And sure, the game does give you a new ally not long after you turn Heisenberg down - but that ally is Chris Redfield, who has spent the majority of his screen time thus far bro-tastically fucking up by refusing to let you in on any crucial information about, say, why he broke down your door, murdered your wife, and separated you from your baby at the start of the game. It says a lot that many fans are more interested in what Heisenberg has in mind to take out Miranda, despite his plans to use an infant as a weapon being fairly dubious in nature.
Let’s be clear: the narrative as is doesn’t explain how Heisenberg thought, exactly, he was going to integrate a very confused dad and his baby into his plot to kill Miranda with zombie robots. Nor does it reveal whether or not he would have double crossed Ethan and taken Rose for himself had Ethan gone along with the plan. What that leaves us with, however, is a large and fascinating grey area, one that changes depending on your impression of Heisenberg. Are his intentions good enough to warrant your trust? Or are you following along with his rebellion for purely pragmatic reasons? As any choice-driven game will demonstrate, players don’t need much in the way of justification to eagerly explore different storylines, but Village offers that justification and then some: the opportunity to take a (comparatively) peaceful option in dealing with one of the four fan-favorite lords, spending more time with him and learning what consequences might arise from going down the road less traveled.

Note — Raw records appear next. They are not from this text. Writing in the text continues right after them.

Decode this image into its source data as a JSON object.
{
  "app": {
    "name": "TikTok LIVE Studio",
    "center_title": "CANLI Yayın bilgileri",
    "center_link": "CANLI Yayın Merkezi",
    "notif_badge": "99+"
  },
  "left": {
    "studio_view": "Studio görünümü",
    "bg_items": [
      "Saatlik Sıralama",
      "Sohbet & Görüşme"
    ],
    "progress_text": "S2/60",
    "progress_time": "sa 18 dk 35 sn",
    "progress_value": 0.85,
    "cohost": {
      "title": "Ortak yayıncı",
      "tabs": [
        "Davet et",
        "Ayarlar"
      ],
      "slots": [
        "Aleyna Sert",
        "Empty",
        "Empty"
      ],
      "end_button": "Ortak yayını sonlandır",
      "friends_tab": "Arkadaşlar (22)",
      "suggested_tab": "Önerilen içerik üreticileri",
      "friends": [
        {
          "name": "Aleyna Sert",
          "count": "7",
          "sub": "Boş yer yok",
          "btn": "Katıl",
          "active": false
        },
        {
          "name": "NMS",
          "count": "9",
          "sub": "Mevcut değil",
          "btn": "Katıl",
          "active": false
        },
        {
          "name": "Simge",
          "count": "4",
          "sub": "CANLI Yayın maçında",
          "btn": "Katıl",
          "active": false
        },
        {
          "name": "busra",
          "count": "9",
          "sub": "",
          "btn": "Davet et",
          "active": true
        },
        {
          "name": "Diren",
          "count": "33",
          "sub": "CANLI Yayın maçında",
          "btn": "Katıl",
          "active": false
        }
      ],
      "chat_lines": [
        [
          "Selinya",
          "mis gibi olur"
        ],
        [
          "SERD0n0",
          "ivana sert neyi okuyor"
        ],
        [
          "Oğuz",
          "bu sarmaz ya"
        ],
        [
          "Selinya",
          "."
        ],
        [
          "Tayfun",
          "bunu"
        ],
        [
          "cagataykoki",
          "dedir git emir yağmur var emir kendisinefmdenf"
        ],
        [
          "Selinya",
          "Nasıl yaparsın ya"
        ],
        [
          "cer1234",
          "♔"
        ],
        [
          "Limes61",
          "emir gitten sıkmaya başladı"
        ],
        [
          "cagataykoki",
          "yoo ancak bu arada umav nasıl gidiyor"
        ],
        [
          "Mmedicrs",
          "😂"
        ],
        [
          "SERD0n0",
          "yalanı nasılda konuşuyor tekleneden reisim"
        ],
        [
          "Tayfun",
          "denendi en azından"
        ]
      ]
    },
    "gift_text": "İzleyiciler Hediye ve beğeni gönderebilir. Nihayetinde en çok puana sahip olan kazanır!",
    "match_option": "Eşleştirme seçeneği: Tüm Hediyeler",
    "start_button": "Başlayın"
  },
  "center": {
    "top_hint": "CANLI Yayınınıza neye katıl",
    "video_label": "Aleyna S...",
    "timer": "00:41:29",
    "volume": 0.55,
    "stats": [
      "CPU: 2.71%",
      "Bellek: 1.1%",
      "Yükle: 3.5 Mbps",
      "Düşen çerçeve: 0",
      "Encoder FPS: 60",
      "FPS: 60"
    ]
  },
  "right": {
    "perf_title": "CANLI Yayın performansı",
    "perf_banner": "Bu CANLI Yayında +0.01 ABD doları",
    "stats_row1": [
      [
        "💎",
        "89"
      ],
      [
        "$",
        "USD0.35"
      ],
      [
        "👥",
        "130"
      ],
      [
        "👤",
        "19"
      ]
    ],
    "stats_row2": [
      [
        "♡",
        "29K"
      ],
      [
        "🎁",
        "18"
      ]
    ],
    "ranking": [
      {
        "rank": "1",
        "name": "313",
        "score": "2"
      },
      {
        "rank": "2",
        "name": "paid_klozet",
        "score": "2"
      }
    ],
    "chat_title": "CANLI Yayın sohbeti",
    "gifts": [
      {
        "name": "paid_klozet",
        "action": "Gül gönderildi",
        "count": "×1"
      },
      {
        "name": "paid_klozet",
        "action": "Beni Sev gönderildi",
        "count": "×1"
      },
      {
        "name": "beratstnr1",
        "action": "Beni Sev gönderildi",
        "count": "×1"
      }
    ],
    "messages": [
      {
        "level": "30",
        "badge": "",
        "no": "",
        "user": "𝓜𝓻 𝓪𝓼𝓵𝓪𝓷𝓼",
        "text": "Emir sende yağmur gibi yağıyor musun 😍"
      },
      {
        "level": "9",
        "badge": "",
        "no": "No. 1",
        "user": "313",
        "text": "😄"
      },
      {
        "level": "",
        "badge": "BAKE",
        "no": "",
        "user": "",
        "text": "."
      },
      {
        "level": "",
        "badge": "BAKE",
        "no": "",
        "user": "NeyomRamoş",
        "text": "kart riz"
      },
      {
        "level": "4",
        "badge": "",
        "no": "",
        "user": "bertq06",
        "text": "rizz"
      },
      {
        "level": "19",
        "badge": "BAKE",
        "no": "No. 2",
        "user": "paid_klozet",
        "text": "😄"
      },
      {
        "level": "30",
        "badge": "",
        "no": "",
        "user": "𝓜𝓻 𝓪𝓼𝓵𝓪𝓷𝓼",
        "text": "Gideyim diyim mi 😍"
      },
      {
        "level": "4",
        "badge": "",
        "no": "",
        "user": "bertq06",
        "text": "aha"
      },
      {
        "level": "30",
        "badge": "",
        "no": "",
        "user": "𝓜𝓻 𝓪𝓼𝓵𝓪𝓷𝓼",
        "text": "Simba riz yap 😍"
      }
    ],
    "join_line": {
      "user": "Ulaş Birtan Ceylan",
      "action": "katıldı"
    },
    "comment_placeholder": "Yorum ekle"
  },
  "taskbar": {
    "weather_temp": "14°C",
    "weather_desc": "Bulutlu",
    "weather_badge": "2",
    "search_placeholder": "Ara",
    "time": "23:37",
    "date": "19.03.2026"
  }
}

So while fans are eager to see more of the inimitable Lady D - and trust me, I really don’t think we have to worry about not getting Lady Dimitrescu DLC down the line - the narrative potential for an alternate Heisenberg path is just too juicy to ignore. If played right, it could be the highlight of the bundle: an outcome which would, no doubt, please the show-offish Heisenberg and his diehard fans to no end.